Website and app data records
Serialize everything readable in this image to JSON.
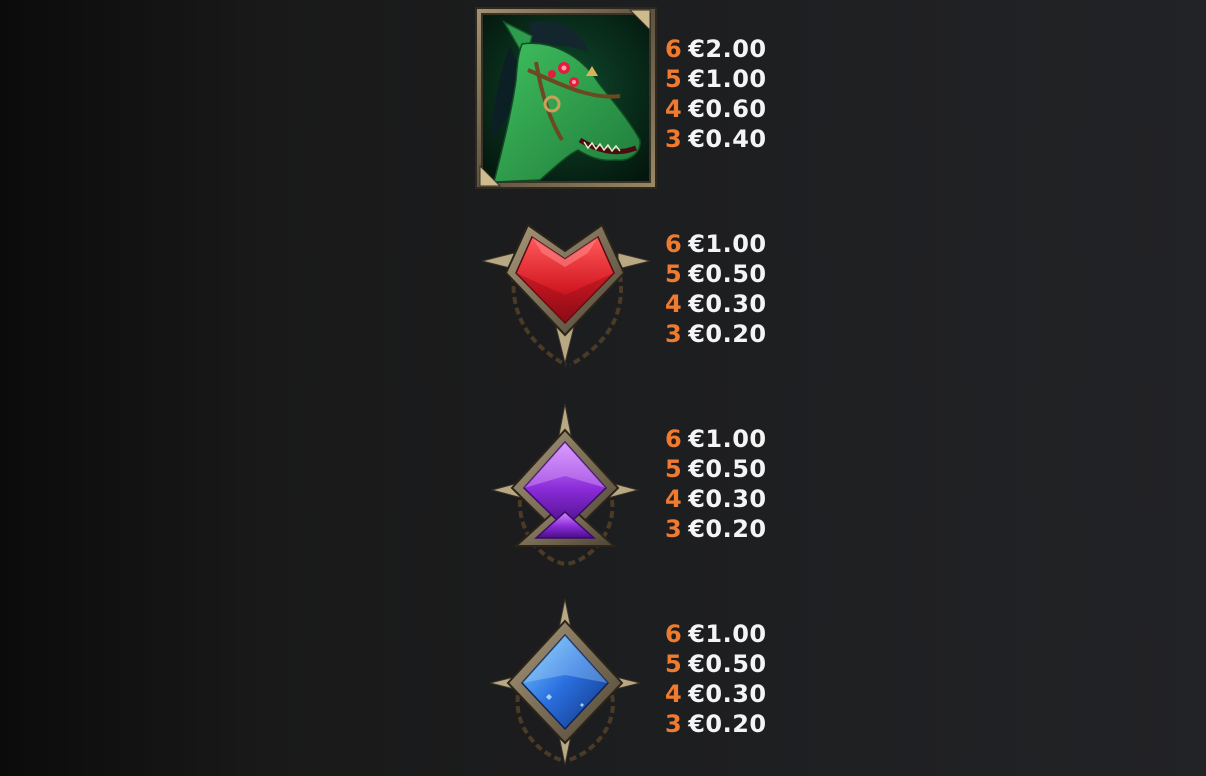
{
  "paytable": {
    "symbols": [
      {
        "icon": "green-horse-icon",
        "payouts": [
          {
            "count": "6",
            "prize": "€2.00"
          },
          {
            "count": "5",
            "prize": "€1.00"
          },
          {
            "count": "4",
            "prize": "€0.60"
          },
          {
            "count": "3",
            "prize": "€0.40"
          }
        ]
      },
      {
        "icon": "red-heart-gem-icon",
        "payouts": [
          {
            "count": "6",
            "prize": "€1.00"
          },
          {
            "count": "5",
            "prize": "€0.50"
          },
          {
            "count": "4",
            "prize": "€0.30"
          },
          {
            "count": "3",
            "prize": "€0.20"
          }
        ]
      },
      {
        "icon": "purple-spade-gem-icon",
        "payouts": [
          {
            "count": "6",
            "prize": "€1.00"
          },
          {
            "count": "5",
            "prize": "€0.50"
          },
          {
            "count": "4",
            "prize": "€0.30"
          },
          {
            "count": "3",
            "prize": "€0.20"
          }
        ]
      },
      {
        "icon": "blue-diamond-gem-icon",
        "payouts": [
          {
            "count": "6",
            "prize": "€1.00"
          },
          {
            "count": "5",
            "prize": "€0.50"
          },
          {
            "count": "4",
            "prize": "€0.30"
          },
          {
            "count": "3",
            "prize": "€0.20"
          }
        ]
      }
    ]
  },
  "colors": {
    "count": "#f07a2e",
    "prize": "#f4f4f4",
    "background": "#1d1e20"
  }
}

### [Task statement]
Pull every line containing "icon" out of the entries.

### [Completed task]
        "icon": "green-horse-icon",
        "icon": "red-heart-gem-icon",
        "icon": "purple-spade-gem-icon",
        "icon": "blue-diamond-gem-icon",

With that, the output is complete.